WHAT IS NEEDED:
Wherever the word "ГИСП" appears in the entries, copy the whole line.

RECORDS SUPPLIED:
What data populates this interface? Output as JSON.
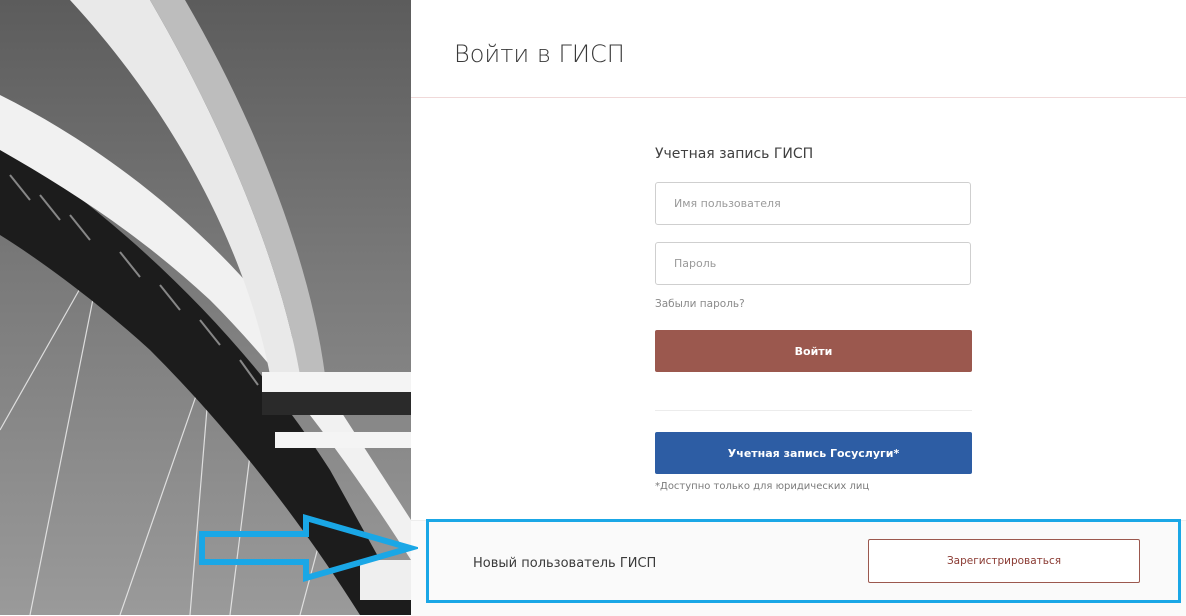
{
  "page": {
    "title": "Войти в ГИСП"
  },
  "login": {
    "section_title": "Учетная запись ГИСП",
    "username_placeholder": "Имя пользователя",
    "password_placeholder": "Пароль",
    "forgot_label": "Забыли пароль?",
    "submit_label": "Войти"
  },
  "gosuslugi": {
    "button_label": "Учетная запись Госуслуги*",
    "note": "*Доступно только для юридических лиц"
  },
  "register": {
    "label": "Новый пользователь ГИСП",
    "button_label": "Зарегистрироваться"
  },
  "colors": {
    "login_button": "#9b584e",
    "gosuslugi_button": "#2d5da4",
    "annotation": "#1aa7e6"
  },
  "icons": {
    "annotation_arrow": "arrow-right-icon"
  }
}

RESPONSE:
    "title": "Войти в ГИСП"
    "section_title": "Учетная запись ГИСП",
    "label": "Новый пользователь ГИСП",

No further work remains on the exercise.